- _What the task asks_
Which lines in the records below include the word "icon"? Report each of them in full.

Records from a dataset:
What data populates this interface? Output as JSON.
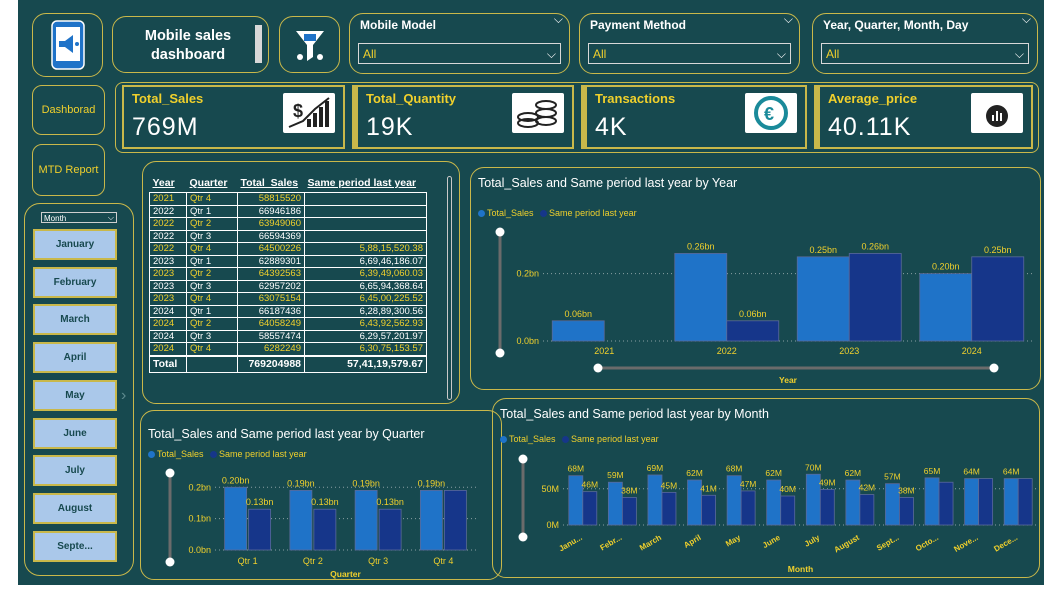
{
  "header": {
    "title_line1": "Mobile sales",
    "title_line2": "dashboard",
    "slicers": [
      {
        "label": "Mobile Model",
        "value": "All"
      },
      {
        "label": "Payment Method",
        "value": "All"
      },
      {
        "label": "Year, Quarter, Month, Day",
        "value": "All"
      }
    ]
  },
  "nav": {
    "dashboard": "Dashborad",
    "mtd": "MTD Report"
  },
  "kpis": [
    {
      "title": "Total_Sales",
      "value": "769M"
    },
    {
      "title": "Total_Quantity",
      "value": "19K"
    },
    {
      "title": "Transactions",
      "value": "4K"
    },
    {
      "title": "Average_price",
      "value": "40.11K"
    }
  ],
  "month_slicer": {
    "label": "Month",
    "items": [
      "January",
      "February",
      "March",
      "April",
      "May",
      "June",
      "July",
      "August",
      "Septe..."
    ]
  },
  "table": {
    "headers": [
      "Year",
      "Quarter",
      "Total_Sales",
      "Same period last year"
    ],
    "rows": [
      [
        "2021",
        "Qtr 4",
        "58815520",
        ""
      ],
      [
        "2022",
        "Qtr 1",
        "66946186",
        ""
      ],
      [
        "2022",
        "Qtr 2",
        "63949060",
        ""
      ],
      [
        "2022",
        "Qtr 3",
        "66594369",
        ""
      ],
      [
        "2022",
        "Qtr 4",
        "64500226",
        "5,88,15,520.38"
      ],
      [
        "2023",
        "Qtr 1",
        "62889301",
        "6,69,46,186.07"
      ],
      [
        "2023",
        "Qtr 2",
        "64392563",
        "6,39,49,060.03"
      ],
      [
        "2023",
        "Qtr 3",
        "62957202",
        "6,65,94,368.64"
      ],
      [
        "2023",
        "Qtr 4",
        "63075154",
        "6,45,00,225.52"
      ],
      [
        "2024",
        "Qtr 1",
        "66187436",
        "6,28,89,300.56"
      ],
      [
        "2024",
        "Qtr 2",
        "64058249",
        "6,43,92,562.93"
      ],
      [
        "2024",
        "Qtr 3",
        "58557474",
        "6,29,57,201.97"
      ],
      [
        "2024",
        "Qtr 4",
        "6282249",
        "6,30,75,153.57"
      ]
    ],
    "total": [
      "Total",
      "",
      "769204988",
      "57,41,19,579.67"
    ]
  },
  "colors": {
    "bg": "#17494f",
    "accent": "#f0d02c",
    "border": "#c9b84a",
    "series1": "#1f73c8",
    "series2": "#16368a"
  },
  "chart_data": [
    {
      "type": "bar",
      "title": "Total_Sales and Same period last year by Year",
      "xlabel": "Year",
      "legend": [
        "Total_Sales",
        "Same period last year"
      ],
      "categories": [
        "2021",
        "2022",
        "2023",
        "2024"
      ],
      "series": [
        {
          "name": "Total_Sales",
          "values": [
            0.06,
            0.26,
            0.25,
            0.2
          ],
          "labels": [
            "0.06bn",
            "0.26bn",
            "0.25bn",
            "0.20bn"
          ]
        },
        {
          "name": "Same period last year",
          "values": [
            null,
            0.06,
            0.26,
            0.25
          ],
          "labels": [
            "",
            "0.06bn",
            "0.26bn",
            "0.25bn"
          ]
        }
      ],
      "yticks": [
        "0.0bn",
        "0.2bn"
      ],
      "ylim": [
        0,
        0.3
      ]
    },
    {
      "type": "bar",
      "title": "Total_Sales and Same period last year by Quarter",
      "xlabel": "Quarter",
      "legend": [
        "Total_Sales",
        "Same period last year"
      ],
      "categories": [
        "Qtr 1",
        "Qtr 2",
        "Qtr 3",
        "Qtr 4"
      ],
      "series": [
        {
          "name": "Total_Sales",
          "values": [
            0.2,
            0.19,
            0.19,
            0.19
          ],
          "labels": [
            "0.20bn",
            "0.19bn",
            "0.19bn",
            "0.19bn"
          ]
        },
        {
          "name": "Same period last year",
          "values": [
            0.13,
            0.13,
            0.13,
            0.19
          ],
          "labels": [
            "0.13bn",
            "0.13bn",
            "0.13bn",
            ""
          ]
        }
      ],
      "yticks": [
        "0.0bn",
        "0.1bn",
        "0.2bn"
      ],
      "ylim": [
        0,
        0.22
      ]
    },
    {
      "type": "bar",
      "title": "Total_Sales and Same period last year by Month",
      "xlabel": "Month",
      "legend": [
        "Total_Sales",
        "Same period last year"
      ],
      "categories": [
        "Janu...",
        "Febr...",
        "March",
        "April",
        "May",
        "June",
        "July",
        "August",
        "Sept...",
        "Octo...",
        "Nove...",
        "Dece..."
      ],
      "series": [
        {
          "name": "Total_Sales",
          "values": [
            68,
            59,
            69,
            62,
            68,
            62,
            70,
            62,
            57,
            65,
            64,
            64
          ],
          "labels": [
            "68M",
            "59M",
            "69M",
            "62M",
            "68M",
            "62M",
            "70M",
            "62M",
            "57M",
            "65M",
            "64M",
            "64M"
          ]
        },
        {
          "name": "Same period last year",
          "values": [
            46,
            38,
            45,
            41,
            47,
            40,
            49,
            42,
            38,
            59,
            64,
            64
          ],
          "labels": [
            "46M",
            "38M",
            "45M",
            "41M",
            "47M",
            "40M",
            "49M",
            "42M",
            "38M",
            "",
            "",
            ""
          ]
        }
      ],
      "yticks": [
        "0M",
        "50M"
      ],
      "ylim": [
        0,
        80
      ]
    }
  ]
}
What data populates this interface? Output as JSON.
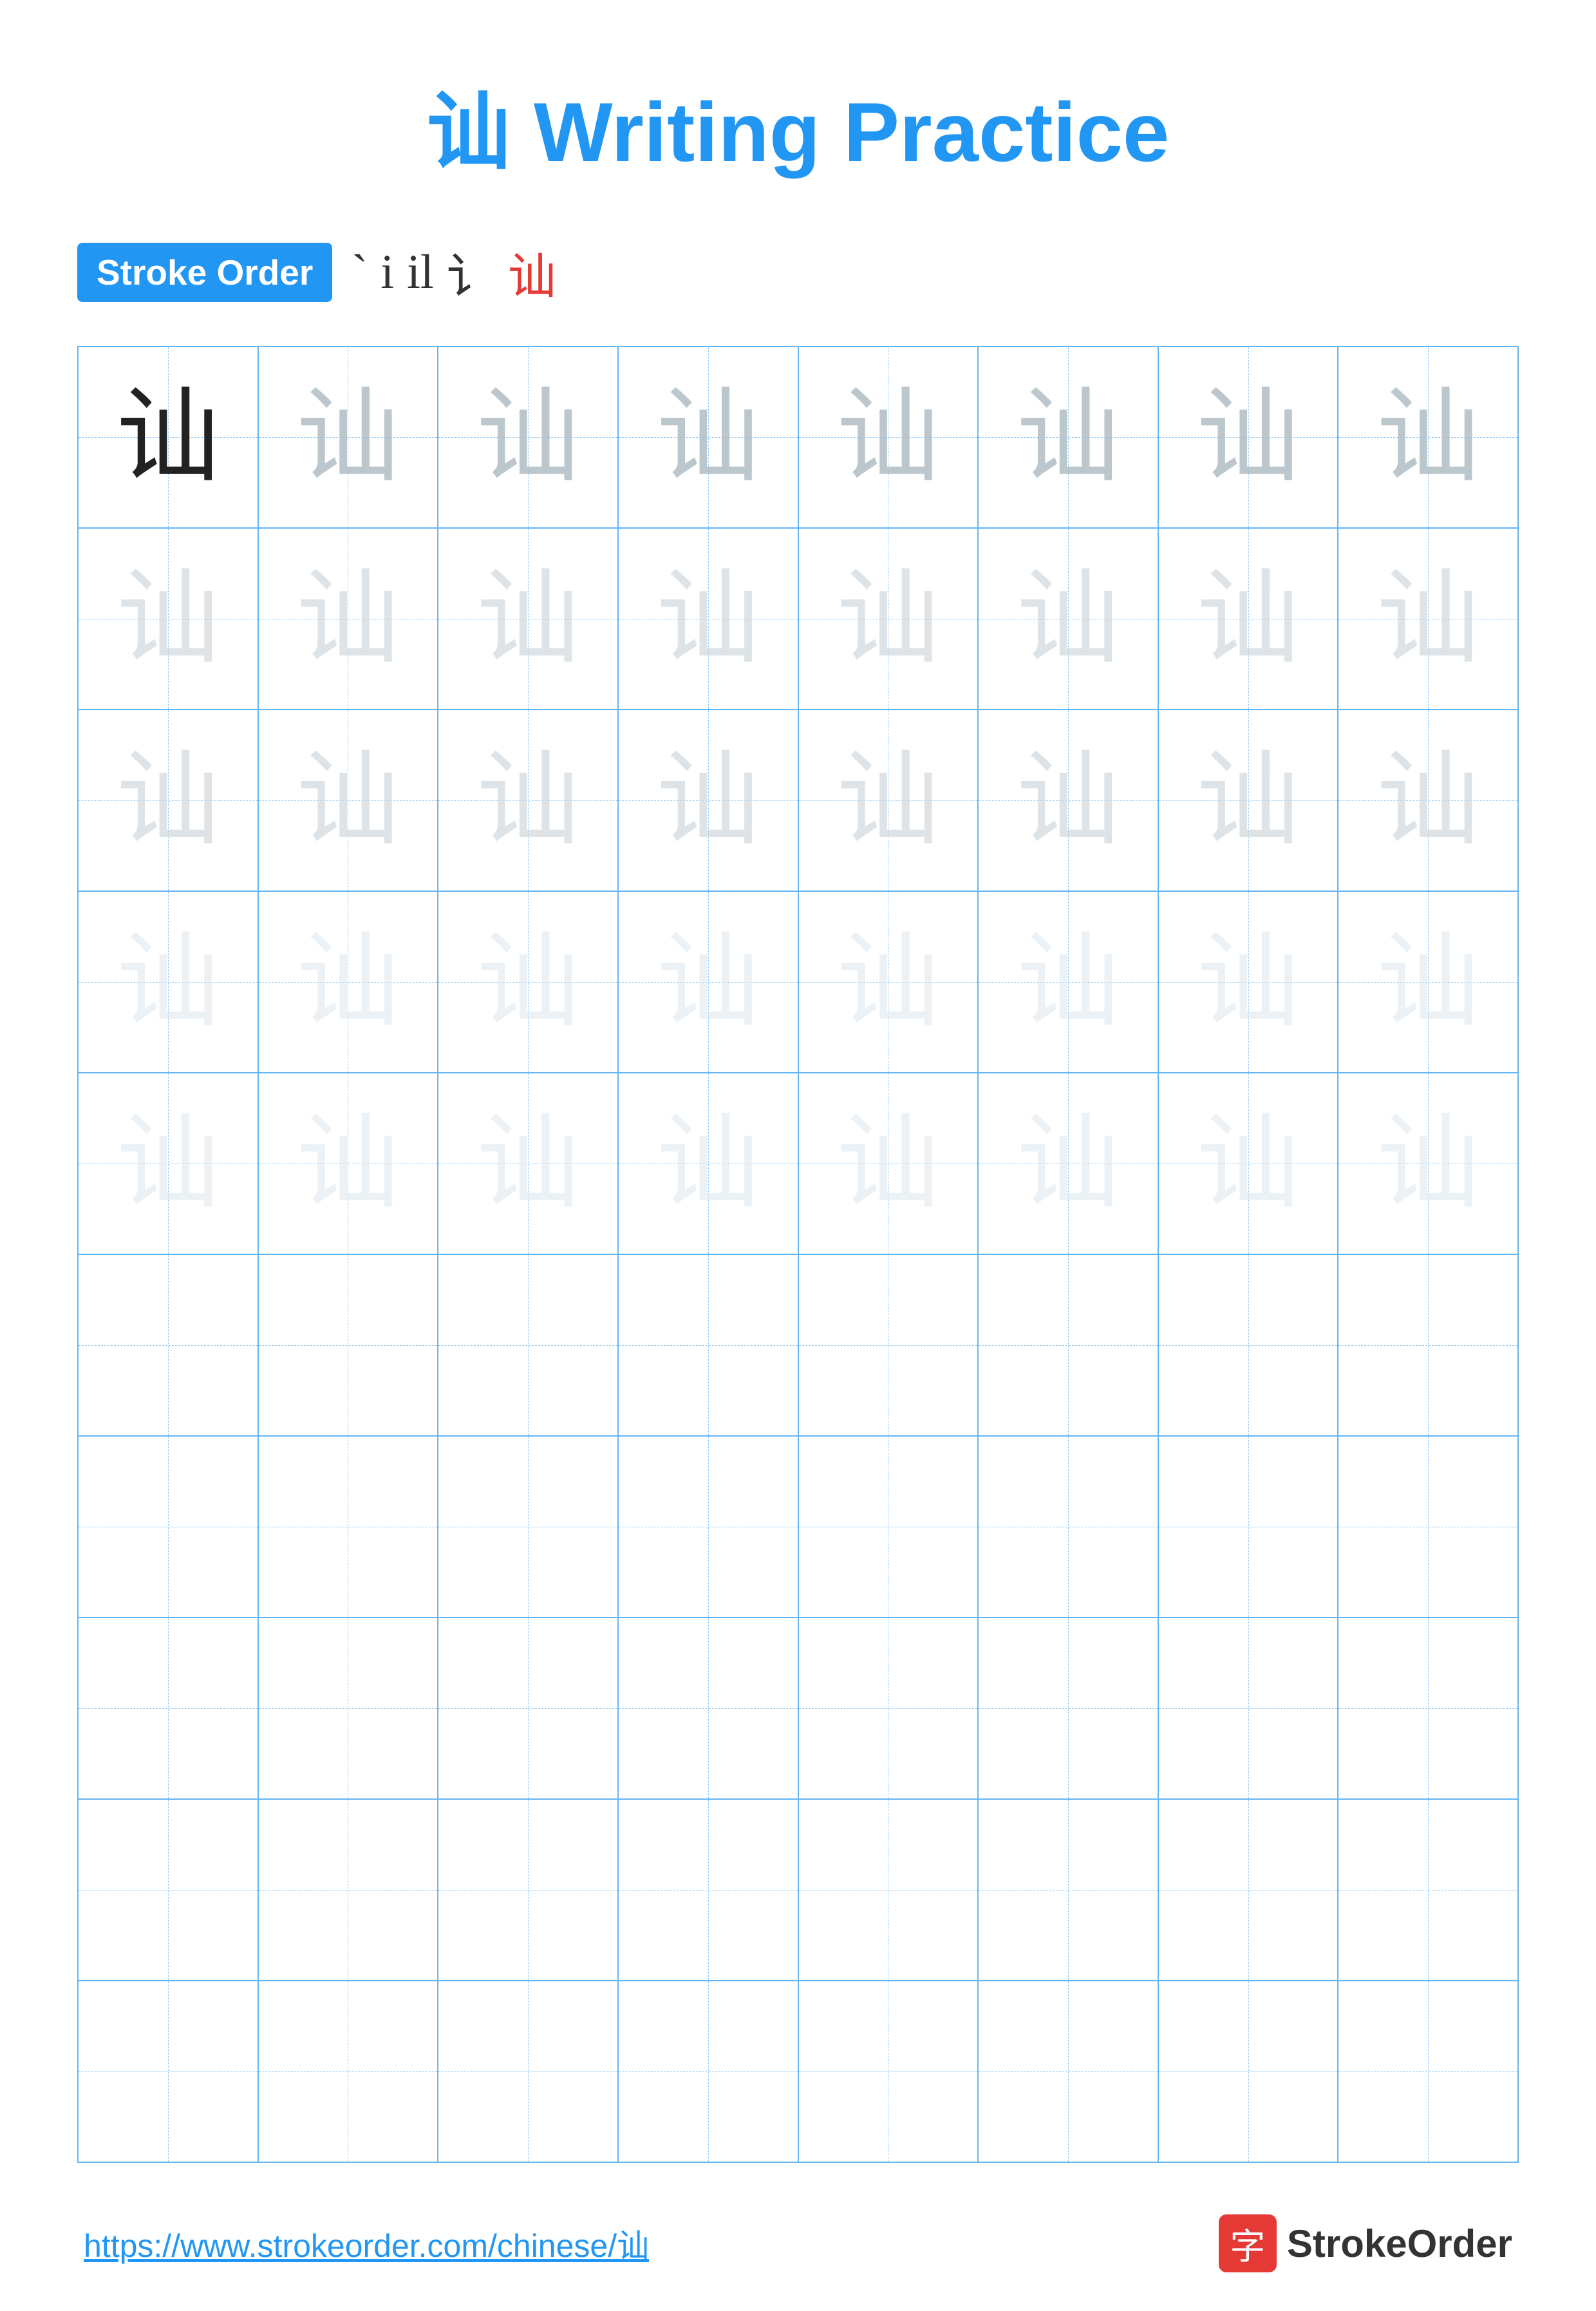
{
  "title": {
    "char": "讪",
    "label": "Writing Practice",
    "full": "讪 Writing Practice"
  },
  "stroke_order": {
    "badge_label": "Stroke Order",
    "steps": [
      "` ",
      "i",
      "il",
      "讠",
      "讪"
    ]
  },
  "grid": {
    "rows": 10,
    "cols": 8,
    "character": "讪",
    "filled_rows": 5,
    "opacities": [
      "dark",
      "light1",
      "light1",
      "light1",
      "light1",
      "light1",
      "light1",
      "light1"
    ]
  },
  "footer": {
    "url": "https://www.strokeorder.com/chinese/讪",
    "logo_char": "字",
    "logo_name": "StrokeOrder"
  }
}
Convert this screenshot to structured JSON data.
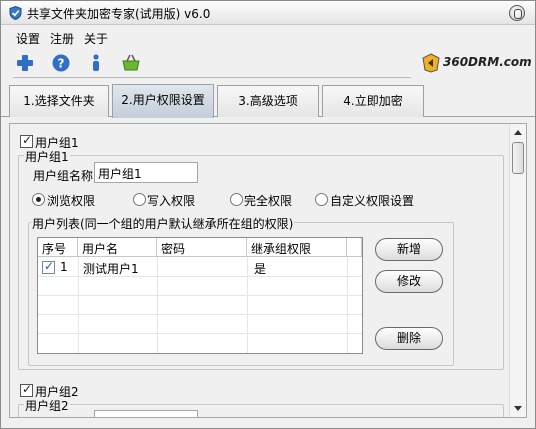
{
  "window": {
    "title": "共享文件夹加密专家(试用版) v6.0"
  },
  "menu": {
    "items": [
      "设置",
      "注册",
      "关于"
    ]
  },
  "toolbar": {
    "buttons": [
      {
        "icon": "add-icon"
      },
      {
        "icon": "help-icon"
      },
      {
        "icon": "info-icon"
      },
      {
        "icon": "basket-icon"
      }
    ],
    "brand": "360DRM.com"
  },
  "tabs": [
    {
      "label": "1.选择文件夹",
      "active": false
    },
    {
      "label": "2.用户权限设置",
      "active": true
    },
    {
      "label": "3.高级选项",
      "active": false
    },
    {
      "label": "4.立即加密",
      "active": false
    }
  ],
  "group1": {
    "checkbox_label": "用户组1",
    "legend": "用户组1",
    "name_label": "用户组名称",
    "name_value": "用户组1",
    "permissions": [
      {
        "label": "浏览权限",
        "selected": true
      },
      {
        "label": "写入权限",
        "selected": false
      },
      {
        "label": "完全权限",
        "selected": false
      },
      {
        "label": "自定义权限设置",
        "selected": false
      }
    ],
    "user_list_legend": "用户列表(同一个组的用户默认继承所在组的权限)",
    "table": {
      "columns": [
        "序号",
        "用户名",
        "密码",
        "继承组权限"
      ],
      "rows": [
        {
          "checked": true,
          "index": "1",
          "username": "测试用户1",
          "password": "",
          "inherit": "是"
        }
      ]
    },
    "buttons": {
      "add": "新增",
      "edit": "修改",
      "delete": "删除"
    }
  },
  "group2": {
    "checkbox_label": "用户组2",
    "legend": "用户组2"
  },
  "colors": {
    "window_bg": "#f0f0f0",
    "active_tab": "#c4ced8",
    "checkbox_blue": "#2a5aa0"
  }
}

- _Written reply_
        "icon": "add-icon"
        "icon": "help-icon"
        "icon": "info-icon"
        "icon": "basket-icon"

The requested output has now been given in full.